2 | Talk about it (when the kids aren’t there)

There are many times in life when I wish for telepathy, when the kids are yelling or begging for a half-hour extension to bedtime, or when we’re in Target and three little people have just run in three different directions. But try as I might, I cannot say all I need to say with a look. Even if it’s supercharged with the mom-mind-meld. So, we talk, during naptime, after the kids go to bed, in stolen moments in the bathroom, about all the things that need to be sorted in order to function as a unit instead to two rogue soldiers. We get out all the frustrations and sassy snark (me) and reset before going back in the game. It’s our huddle between plays that keeps the ball on our side.

3 | There’s no “right” way

Seriously. Parenting is not a game you win. Just because the kids responded to you better that one time at the park when you counted to five to get them in the car does not mean that’s the magic answer and you get bonus points. If his solution to potty training is bribery with jelly beans and yours is a sticker chart, it’s not rock beats scissors. It’s a draw. Every day is a new day and every kid is different. Sticking hard and fast to the little things will wear you down faster than those sleepless night of yore. If you take it in stride and accept whatever solution is working for the moment, no matter whose it is, it will gently usher you out of the role as scorekeeper. No one wants to keep tally for eighteen plus years. That’s too much math and angst for one soul.

4 | Give thanks

You have a partner in crime. For better or worse, this person is the one who will walk with you to the end, through the worst of the blow-out diapers, the temper tantrums in parking lots, the emotional hailstorm of adolescence, and the final empty nest adieus. They were there before and will be after. Give thanks that they chose you and you chose them, even if the mountain path is steep and rocky and littered with the debris of a messy life, because when you reach the top, it will be a panorama you never imagined, a life well-lived.
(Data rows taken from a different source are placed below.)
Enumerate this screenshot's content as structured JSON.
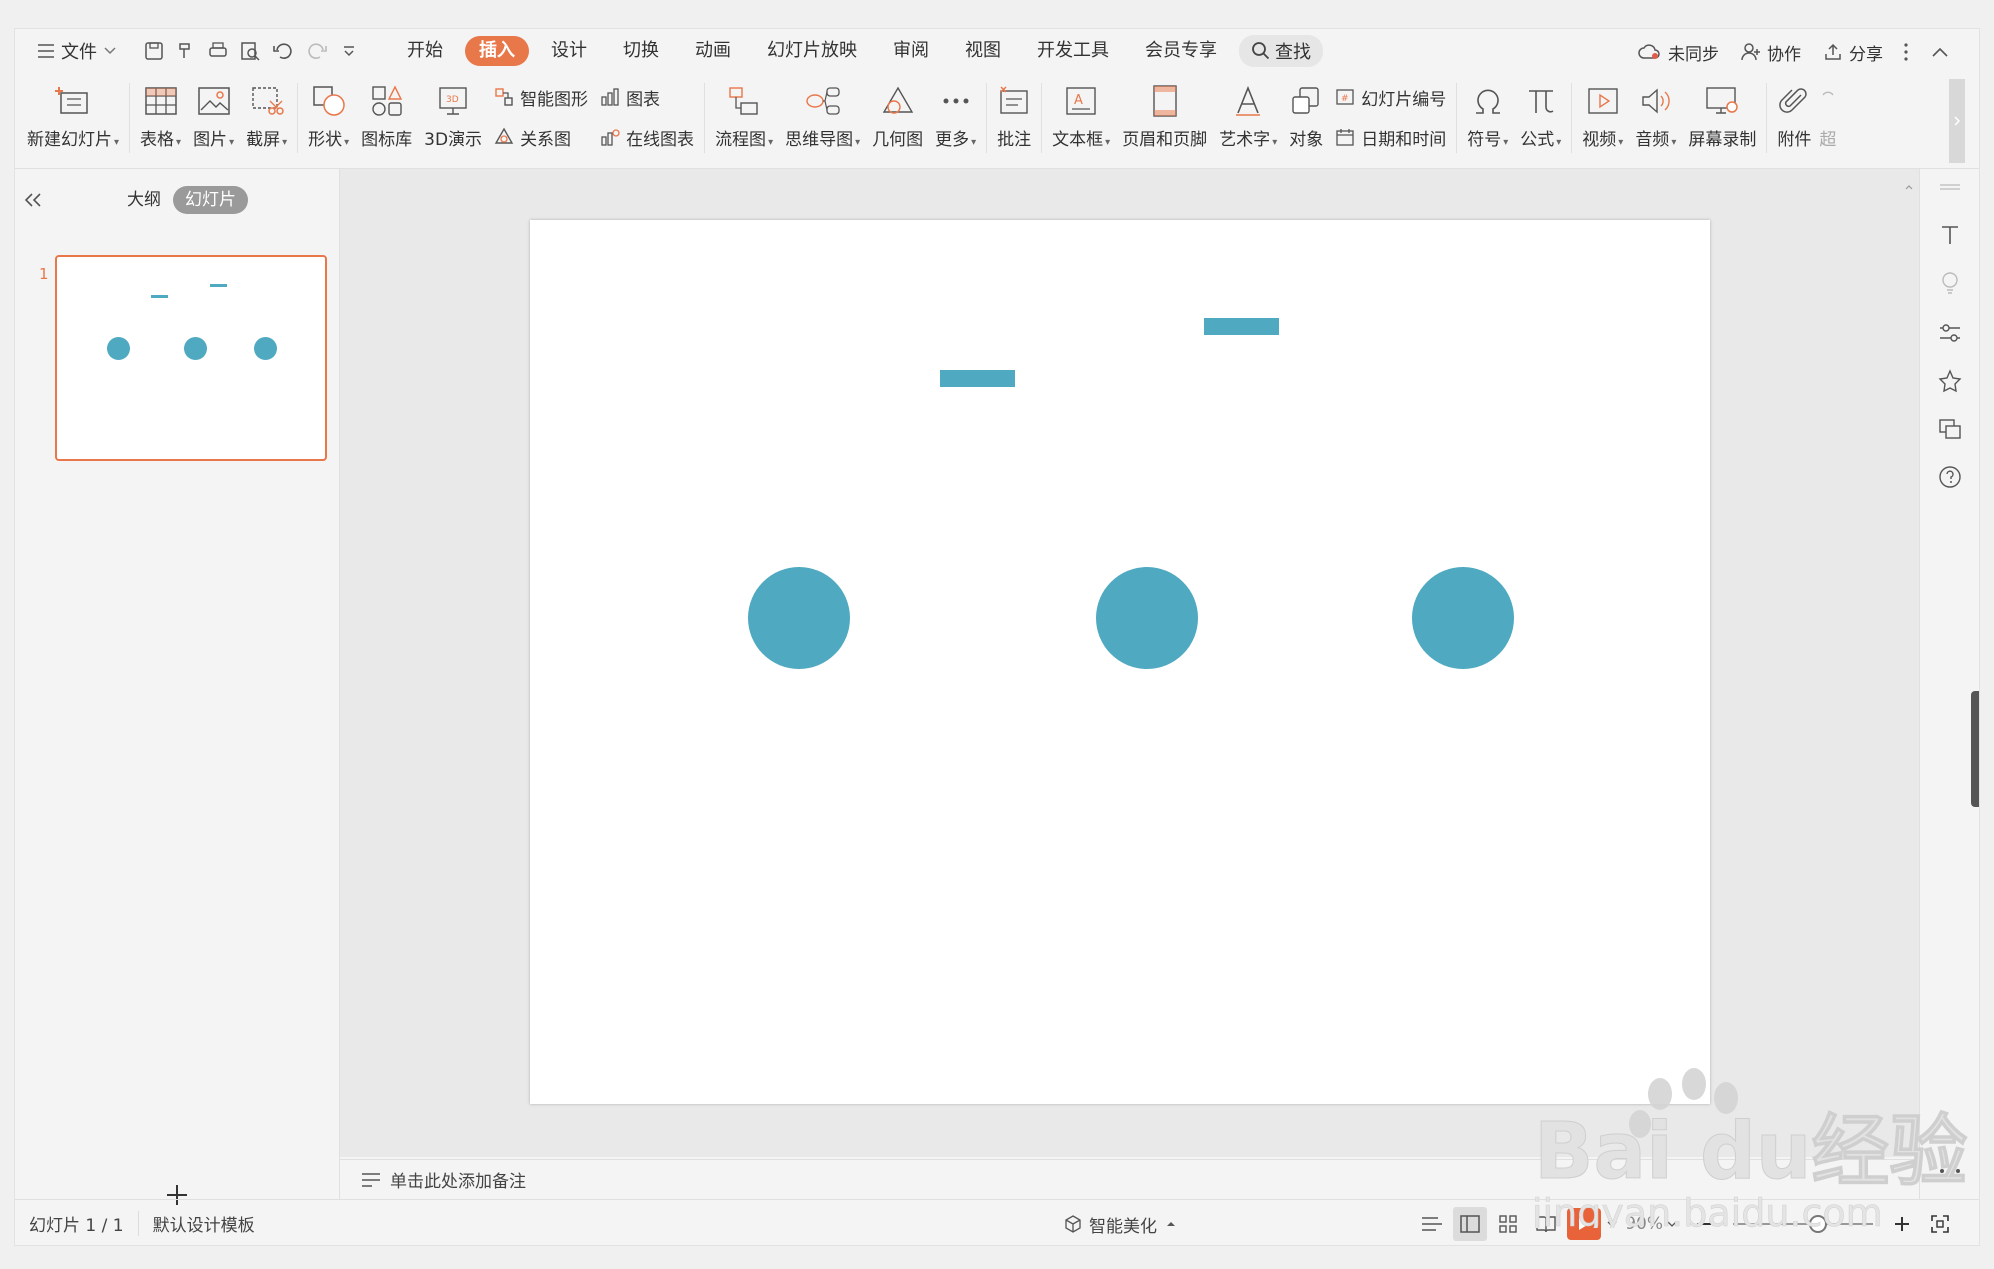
{
  "menu": {
    "file_label": "文件",
    "tabs": [
      {
        "label": "开始",
        "active": false
      },
      {
        "label": "插入",
        "active": true
      },
      {
        "label": "设计",
        "active": false
      },
      {
        "label": "切换",
        "active": false
      },
      {
        "label": "动画",
        "active": false
      },
      {
        "label": "幻灯片放映",
        "active": false
      },
      {
        "label": "审阅",
        "active": false
      },
      {
        "label": "视图",
        "active": false
      },
      {
        "label": "开发工具",
        "active": false
      },
      {
        "label": "会员专享",
        "active": false
      }
    ],
    "search_label": "查找",
    "sync_label": "未同步",
    "collab_label": "协作",
    "share_label": "分享"
  },
  "ribbon": {
    "new_slide": "新建幻灯片",
    "table": "表格",
    "picture": "图片",
    "screenshot": "截屏",
    "shape": "形状",
    "icon_lib": "图标库",
    "demo3d": "3D演示",
    "smart_shape": "智能图形",
    "chart": "图表",
    "relation": "关系图",
    "online_chart": "在线图表",
    "flowchart": "流程图",
    "mindmap": "思维导图",
    "geometry": "几何图",
    "more": "更多",
    "comment": "批注",
    "textbox": "文本框",
    "header_footer": "页眉和页脚",
    "wordart": "艺术字",
    "object": "对象",
    "slide_number": "幻灯片编号",
    "datetime": "日期和时间",
    "symbol": "符号",
    "formula": "公式",
    "video": "视频",
    "audio": "音频",
    "screen_record": "屏幕录制",
    "attachment": "附件",
    "overflow": "超"
  },
  "left_pane": {
    "outline_tab": "大纲",
    "slides_tab": "幻灯片",
    "slide_number": "1"
  },
  "notes_placeholder": "单击此处添加备注",
  "status": {
    "slide_info": "幻灯片 1 / 1",
    "template": "默认设计模板",
    "beautify": "智能美化",
    "zoom": "90%"
  },
  "colors": {
    "accent": "#e8774a",
    "shape": "#4fa9c1"
  },
  "watermark": {
    "brand": "Baidu经验",
    "url": "jingyan.baidu.com"
  }
}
So here’s to holding up the white flag on the parenting front and fusing the best parts of you both. Here’s to bringing together the best of both worlds and using your powers for good and not evil as you raise your kids with your contrary counterpart.